Livestock farmers in Gulu are stuck following a ban recently slapped on trade and transportation of animals after the outbreak of Foot-and-Mouth disease (FMD) in the district.
More than 50 animals have so far died across the district since the disease was reported on August 31.
The most affected sub-counties are Awach, Palaro and Paicho.
Ms Mandela Odong, the Oroko Village chairperson in Paicho, last week said more than 10 cows have died in three days and more than 200 are infected.
“We want the government besides imposing quarantine, to begin vaccination as soon as possible to save over 5,000 cattle in this sub-county,” he said.
Mr George Bongomin, a cattle farmer in Ongedo, said he lost five cattle in two days. “I found five animals dead and about 10 are critically sick, I noticed some cows were limping a week ago before the mortality came in. This is frustrating after struggling for years to keep cattle,” Mr Bongomin said.

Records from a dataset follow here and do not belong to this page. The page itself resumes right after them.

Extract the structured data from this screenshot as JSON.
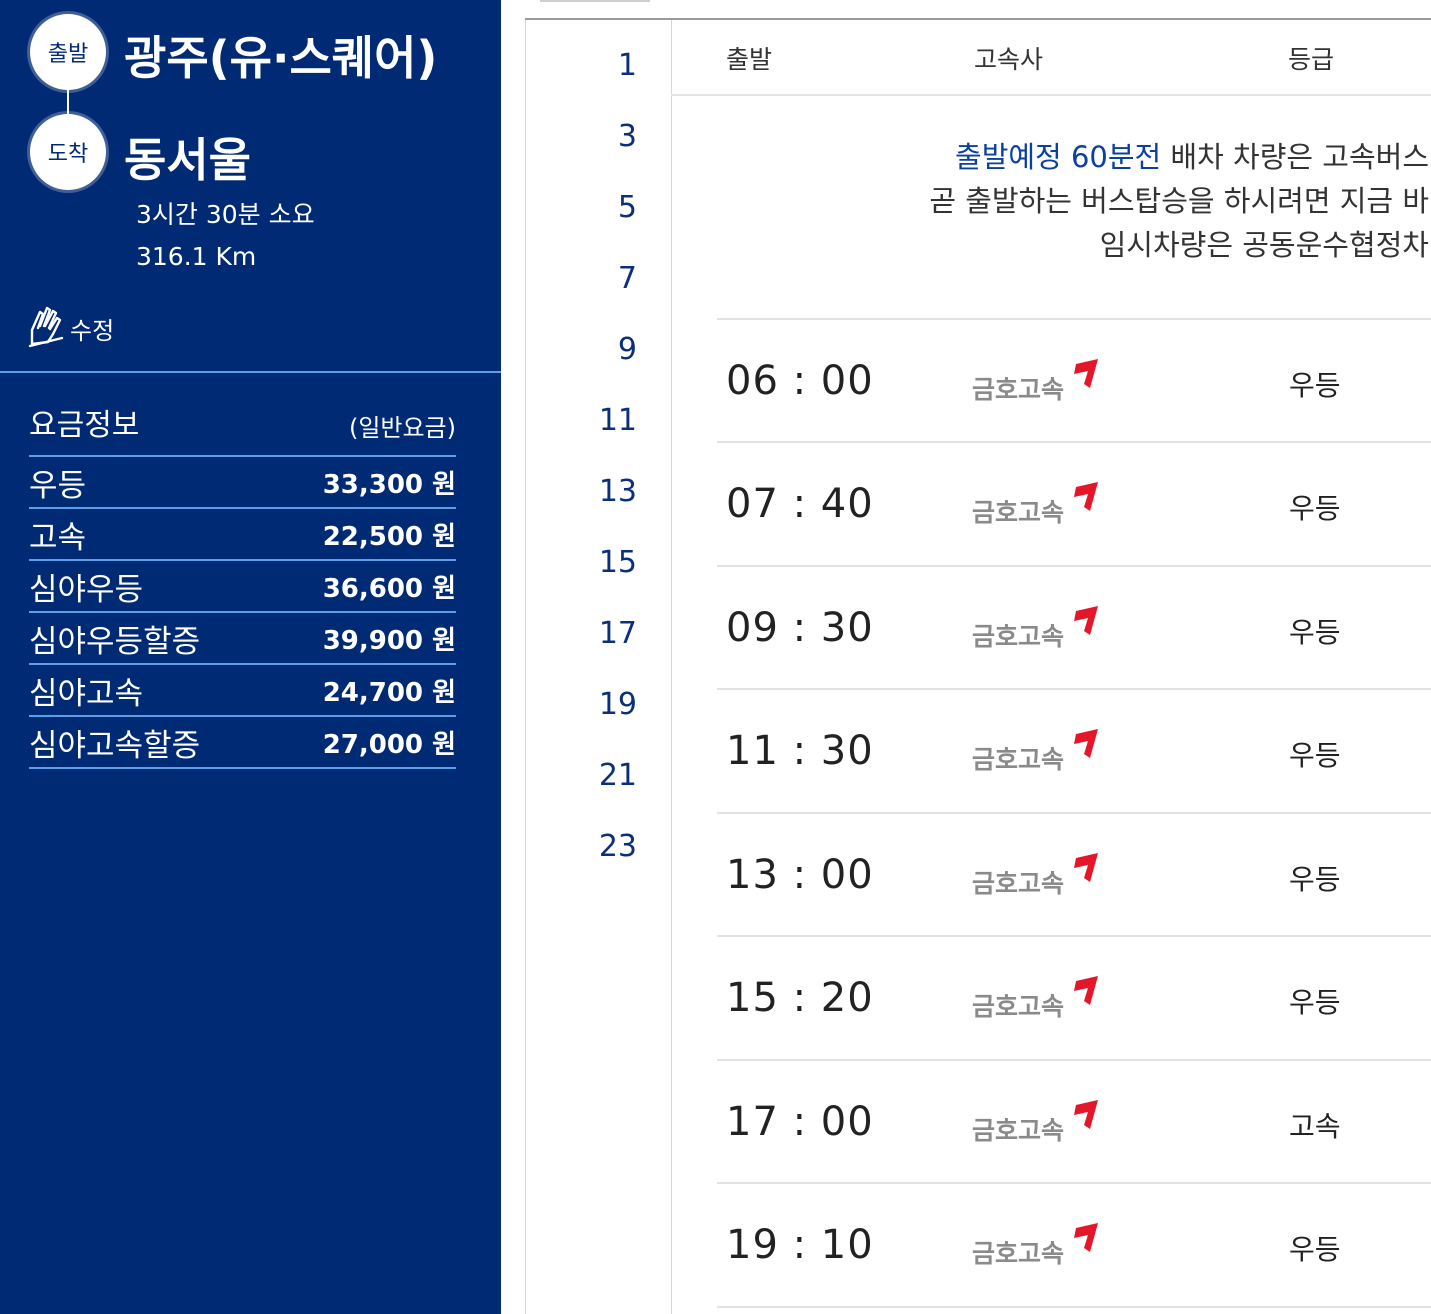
{
  "route": {
    "departure_badge": "출발",
    "departure_city": "광주(유·스퀘어)",
    "arrival_badge": "도착",
    "arrival_city": "동서울",
    "duration": "3시간 30분 소요",
    "distance": "316.1 Km",
    "edit_label": "수정",
    "edit_icon": "hand-edit-icon"
  },
  "fares": {
    "title": "요금정보",
    "note": "(일반요금)",
    "items": [
      {
        "name": "우등",
        "price": "33,300 원"
      },
      {
        "name": "고속",
        "price": "22,500 원"
      },
      {
        "name": "심야우등",
        "price": "36,600 원"
      },
      {
        "name": "심야우등할증",
        "price": "39,900 원"
      },
      {
        "name": "심야고속",
        "price": "24,700 원"
      },
      {
        "name": "심야고속할증",
        "price": "27,000 원"
      }
    ]
  },
  "hours": [
    "1",
    "3",
    "5",
    "7",
    "9",
    "11",
    "13",
    "15",
    "17",
    "19",
    "21",
    "23"
  ],
  "table": {
    "headers": {
      "departure": "출발",
      "company": "고속사",
      "grade": "등급"
    },
    "notice": {
      "line1_highlight": "출발예정 60분전",
      "line1_rest": " 배차 차량은 고속버스",
      "line2": "곧 출발하는 버스탑승을 하시려면 지금 바",
      "line3": "임시차량은 공동운수협정차"
    },
    "rows": [
      {
        "time": "06 : 00",
        "company": "금호고속",
        "grade": "우등"
      },
      {
        "time": "07 : 40",
        "company": "금호고속",
        "grade": "우등"
      },
      {
        "time": "09 : 30",
        "company": "금호고속",
        "grade": "우등"
      },
      {
        "time": "11 : 30",
        "company": "금호고속",
        "grade": "우등"
      },
      {
        "time": "13 : 00",
        "company": "금호고속",
        "grade": "우등"
      },
      {
        "time": "15 : 20",
        "company": "금호고속",
        "grade": "우등"
      },
      {
        "time": "17 : 00",
        "company": "금호고속",
        "grade": "고속"
      },
      {
        "time": "19 : 10",
        "company": "금호고속",
        "grade": "우등"
      }
    ]
  },
  "colors": {
    "panel": "#002a73",
    "accent_line": "#5c9ee8",
    "hour_text": "#0b2f7a",
    "logo_red": "#e4162a",
    "logo_gray": "#8a8a8a"
  }
}
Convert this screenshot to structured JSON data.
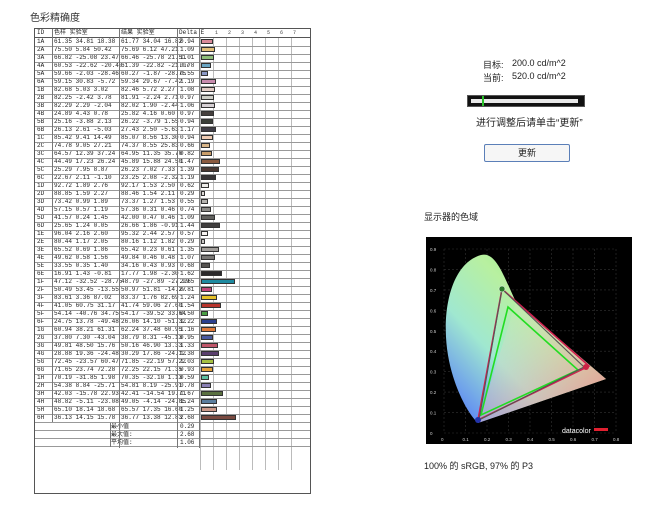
{
  "page_title": "色彩精确度",
  "table": {
    "headers": [
      "ID",
      "色样 实验室",
      "结果 实验室",
      "Delta E"
    ],
    "scale_ticks": [
      "1",
      "2",
      "3",
      "4",
      "5",
      "6",
      "7"
    ],
    "rows": [
      {
        "id": "1A",
        "ref": "61.35  34.81  18.38",
        "res": "61.77  34.04  16.82",
        "de": "0.94",
        "color": "#d98a9a"
      },
      {
        "id": "2A",
        "ref": "75.50   5.84  50.42",
        "res": "75.69   6.12  47.21",
        "de": "1.09",
        "color": "#e3c07a"
      },
      {
        "id": "3A",
        "ref": "66.82 -25.08  23.47",
        "res": "66.46 -25.78  21.51",
        "de": "1.01",
        "color": "#8fbf7a"
      },
      {
        "id": "4A",
        "ref": "60.53 -22.62 -20.40",
        "res": "61.39 -22.82 -21.07",
        "de": "0.78",
        "color": "#6aa6c4"
      },
      {
        "id": "5A",
        "ref": "59.66  -2.03 -28.46",
        "res": "60.27  -1.87 -28.75",
        "de": "0.55",
        "color": "#8c9ac6"
      },
      {
        "id": "6A",
        "ref": "59.15  30.83  -5.72",
        "res": "59.34  29.67  -7.42",
        "de": "1.19",
        "color": "#c88cae"
      },
      {
        "id": "1B",
        "ref": "82.68   5.03   3.02",
        "res": "82.46   5.72   2.27",
        "de": "1.08",
        "color": "#e3cdc6"
      },
      {
        "id": "2B",
        "ref": "82.25  -2.42   3.78",
        "res": "81.91  -2.24   2.71",
        "de": "0.97",
        "color": "#cfd0c8"
      },
      {
        "id": "3B",
        "ref": "82.29   2.29  -2.04",
        "res": "82.02   1.90  -2.44",
        "de": "1.06",
        "color": "#d6d0d4"
      },
      {
        "id": "4B",
        "ref": "24.89   4.43   0.78",
        "res": "25.82   4.16   0.60",
        "de": "0.97",
        "color": "#453f3d"
      },
      {
        "id": "5B",
        "ref": "25.16  -3.88   2.13",
        "res": "26.22  -3.79   1.55",
        "de": "0.94",
        "color": "#3a3f38"
      },
      {
        "id": "6B",
        "ref": "26.13   2.61  -5.03",
        "res": "27.43   2.50  -5.63",
        "de": "1.17",
        "color": "#3e3c45"
      },
      {
        "id": "1C",
        "ref": "85.42   9.41  14.49",
        "res": "85.07   8.56  13.30",
        "de": "0.94",
        "color": "#f0cdb5"
      },
      {
        "id": "2C",
        "ref": "74.78   9.05  27.21",
        "res": "74.37   8.55  25.83",
        "de": "0.66",
        "color": "#d8b588"
      },
      {
        "id": "3C",
        "ref": "64.57  12.39  37.24",
        "res": "64.95  11.35  35.70",
        "de": "0.82",
        "color": "#c99e6a"
      },
      {
        "id": "4C",
        "ref": "44.49  17.23  26.24",
        "res": "45.89  15.88  24.50",
        "de": "1.47",
        "color": "#8a5a3f"
      },
      {
        "id": "5C",
        "ref": "25.29   7.95   8.87",
        "res": "26.23   7.02   7.33",
        "de": "1.39",
        "color": "#4a3831"
      },
      {
        "id": "6C",
        "ref": "22.67   2.11  -1.10",
        "res": "23.25   2.08  -2.32",
        "de": "1.19",
        "color": "#383537"
      },
      {
        "id": "1D",
        "ref": "92.72   1.89   2.76",
        "res": "92.17   1.53   2.50",
        "de": "0.62",
        "color": "#ecebe8"
      },
      {
        "id": "2D",
        "ref": "88.85   1.59   2.27",
        "res": "88.46   1.54   2.11",
        "de": "0.29",
        "color": "#e0dcda"
      },
      {
        "id": "3D",
        "ref": "73.42   0.99   1.89",
        "res": "73.37   1.27   1.53",
        "de": "0.55",
        "color": "#b5b3af"
      },
      {
        "id": "4D",
        "ref": "57.15   0.57   1.19",
        "res": "57.36   0.31   0.46",
        "de": "0.74",
        "color": "#8b8a87"
      },
      {
        "id": "5D",
        "ref": "41.57   0.24   1.45",
        "res": "42.00   0.47   0.46",
        "de": "1.09",
        "color": "#62615e"
      },
      {
        "id": "6D",
        "ref": "25.65   1.24   0.05",
        "res": "26.66   1.86  -0.91",
        "de": "1.44",
        "color": "#3f3d3d"
      },
      {
        "id": "1E",
        "ref": "96.04   2.16   2.60",
        "res": "95.32   2.44   2.57",
        "de": "0.57",
        "color": "#f7f4f2"
      },
      {
        "id": "2E",
        "ref": "80.44   1.17   2.05",
        "res": "80.16   1.12   1.82",
        "de": "0.29",
        "color": "#cbc8c6"
      },
      {
        "id": "3E",
        "ref": "65.52   0.69   1.86",
        "res": "65.42   0.23   0.61",
        "de": "1.35",
        "color": "#a29f9c"
      },
      {
        "id": "4E",
        "ref": "49.62   0.58   1.56",
        "res": "49.84   0.46   0.48",
        "de": "1.07",
        "color": "#797775"
      },
      {
        "id": "5E",
        "ref": "33.55   0.35   1.40",
        "res": "34.16   0.43   0.93",
        "de": "0.68",
        "color": "#54524f"
      },
      {
        "id": "6E",
        "ref": "16.91   1.43  -0.81",
        "res": "17.77   1.98  -2.30",
        "de": "1.62",
        "color": "#2b2a2c"
      },
      {
        "id": "1F",
        "ref": "47.12 -32.52 -28.75",
        "res": "48.79 -27.89 -27.99",
        "de": "2.65",
        "color": "#1e8aa0"
      },
      {
        "id": "2F",
        "ref": "50.49  53.45 -13.55",
        "res": "50.97  51.81 -14.27",
        "de": "0.81",
        "color": "#c0447a"
      },
      {
        "id": "3F",
        "ref": "83.61   3.36  87.02",
        "res": "83.37   1.76  82.69",
        "de": "1.24",
        "color": "#e6c22a"
      },
      {
        "id": "4F",
        "ref": "41.05  60.75  31.17",
        "res": "41.74  59.06  27.60",
        "de": "1.54",
        "color": "#b8342c"
      },
      {
        "id": "5F",
        "ref": "54.14 -40.76  34.75",
        "res": "54.17 -39.52  33.64",
        "de": "0.50",
        "color": "#4aa044"
      },
      {
        "id": "6F",
        "ref": "24.75  13.78 -49.48",
        "res": "26.06  14.10 -51.32",
        "de": "1.22",
        "color": "#2a3f8e"
      },
      {
        "id": "1G",
        "ref": "60.94  38.21  61.31",
        "res": "62.24  37.48  60.95",
        "de": "1.16",
        "color": "#df7a3a"
      },
      {
        "id": "2G",
        "ref": "37.80   7.30 -43.04",
        "res": "38.79   8.31 -45.13",
        "de": "0.95",
        "color": "#4a5aa0"
      },
      {
        "id": "3G",
        "ref": "49.81  48.50  15.76",
        "res": "50.16  46.90  13.33",
        "de": "1.33",
        "color": "#c0566a"
      },
      {
        "id": "4G",
        "ref": "28.88  19.36 -24.48",
        "res": "30.29  17.86 -24.12",
        "de": "1.38",
        "color": "#5a3f6e"
      },
      {
        "id": "5G",
        "ref": "72.45 -23.57  60.47",
        "res": "71.85 -22.19  57.22",
        "de": "1.03",
        "color": "#a6c042"
      },
      {
        "id": "6G",
        "ref": "71.65  23.74  72.28",
        "res": "72.25  22.15  71.35",
        "de": "0.93",
        "color": "#e6a23a"
      },
      {
        "id": "1H",
        "ref": "70.19 -31.85   1.98",
        "res": "70.35 -32.10   1.13",
        "de": "0.59",
        "color": "#5ec0a0"
      },
      {
        "id": "2H",
        "ref": "54.38   8.84 -25.71",
        "res": "54.81   8.19 -25.91",
        "de": "0.78",
        "color": "#8a80b4"
      },
      {
        "id": "3H",
        "ref": "42.03 -15.78  22.93",
        "res": "42.41 -14.54  19.71",
        "de": "1.67",
        "color": "#5a7040"
      },
      {
        "id": "4H",
        "ref": "48.82  -5.11 -23.08",
        "res": "49.05  -4.14 -24.85",
        "de": "1.24",
        "color": "#5a7e9e"
      },
      {
        "id": "5H",
        "ref": "65.10  18.14  18.68",
        "res": "65.57  17.35  16.60",
        "de": "1.25",
        "color": "#cc9a8a"
      },
      {
        "id": "6H",
        "ref": "36.13  14.15  15.78",
        "res": "36.77  13.38  12.83",
        "de": "2.68",
        "color": "#7a4a40"
      }
    ],
    "summary": [
      {
        "label": "最小值",
        "value": "0.29"
      },
      {
        "label": "最大值:",
        "value": "2.68"
      },
      {
        "label": "平均值:",
        "value": "1.06"
      }
    ]
  },
  "calibration": {
    "target_label": "目标:",
    "target_value": "200.0 cd/m^2",
    "current_label": "当前:",
    "current_value": "520.0 cd/m^2",
    "target_fraction": 0.12,
    "hint": "进行调整后请单击“更新”",
    "update_button": "更新"
  },
  "gamut": {
    "title": "显示器的色域",
    "caption": "100% 的 sRGB, 97% 的 P3",
    "brand": "datacolor",
    "x_ticks": [
      "0",
      "0.1",
      "0.2",
      "0.3",
      "0.4",
      "0.5",
      "0.6",
      "0.7",
      "0.8"
    ],
    "y_ticks": [
      "0.9",
      "0.8",
      "0.7",
      "0.6",
      "0.5",
      "0.4",
      "0.3",
      "0.2",
      "0.1",
      "0"
    ],
    "colors": {
      "srgb": "#22dd22",
      "p3": "#d02050",
      "measured": "#444444"
    }
  }
}
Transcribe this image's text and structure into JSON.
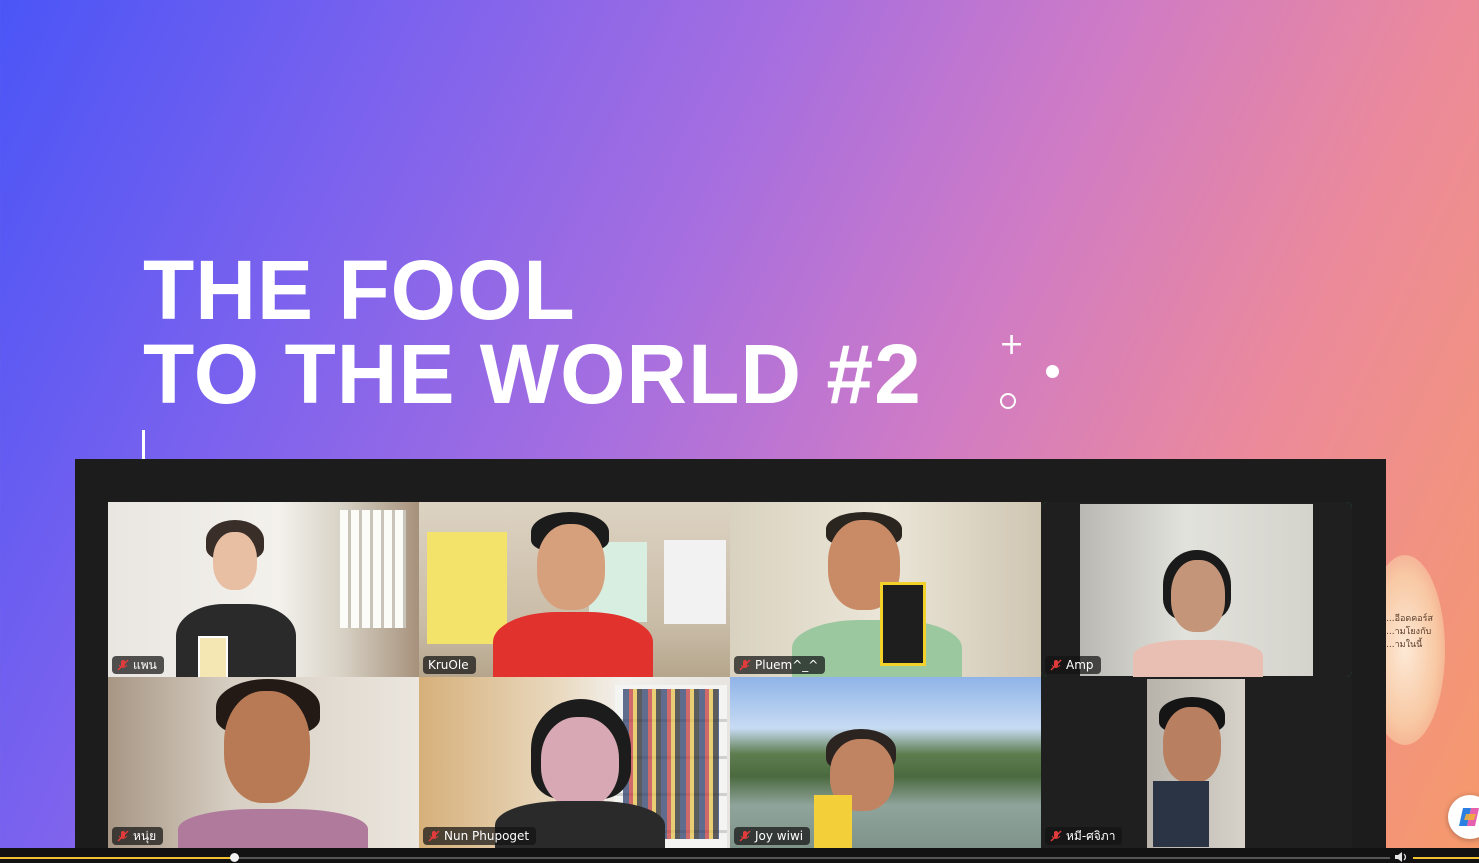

He, however, blamed the disease on the influx of pastoralists who entered the area illegally without their animals being screened by the district veterinary department.
The Ministry of Agriculture, Animal Industry and Fisheries imposed quarantine on the district following the outbreak of FMD.
In a September 3 letter, a copy seen by Daily Monitor, Dr Anna Rose Ademun, the commissioner for animal health, tasked local authorities and security agencies to enforce the ban.
“Movement of cattle, goats, sheep, pigs and their products and by-products from, to, through and within the affected areas are restricted until further notice. Livestock markets, slaughter places are hereby closed with immediate effect,” the letter reads in part.
“The local administrations, district veterinary officer, LCs, chiefs, enforcement personnel and the general public is required to enforce the restrict as per the attached guidelines for controlling animal movements during the quarantine restrictions,” she added.
Dr Alfred Opiyo, the district veterinary officer, confirmed the development at the weekend.
“The situation is under control, the enforcement teams have been deployed, especially in the most affected areas. We have received more than 4,000 doses of vaccines for the animals in the three sub-counties to control the disease,” Dr Opiyo said.
He said as of Friday, at least 2,000 head of cattle in the sub-counties had been vaccinated.
“We call upon the communities to protect their animals, inform the veterinary department once they see signs and symptoms of the infections. We also warn them against eating the carcass or infected animals,” Mr Opiyo said.
The disease first broke out in Nwoya District in June, claiming more than 100 head of cattle. The district veterinary team first detected the outbreak on June 18 at Pa Min Owot community grazing area in Agung Village in Anaka Town Council as well as Patira West Village in Purongo Sub-county in Nwoya. It is suspected that the outbreak may have stemmed from the neighbouring Murchison Falls National Park from wild animals or ferried in from the neighbouring districts. Dr Isaac Mayende, the veterinary officer for Purongo Town Council, said the sight of an antelope in one of the kraals at Patira Village was suspected by residents to be a source of the outbreak. “The antelope later died, but we made a quick response to confirm the situation by testing and confirming the infection,” he said.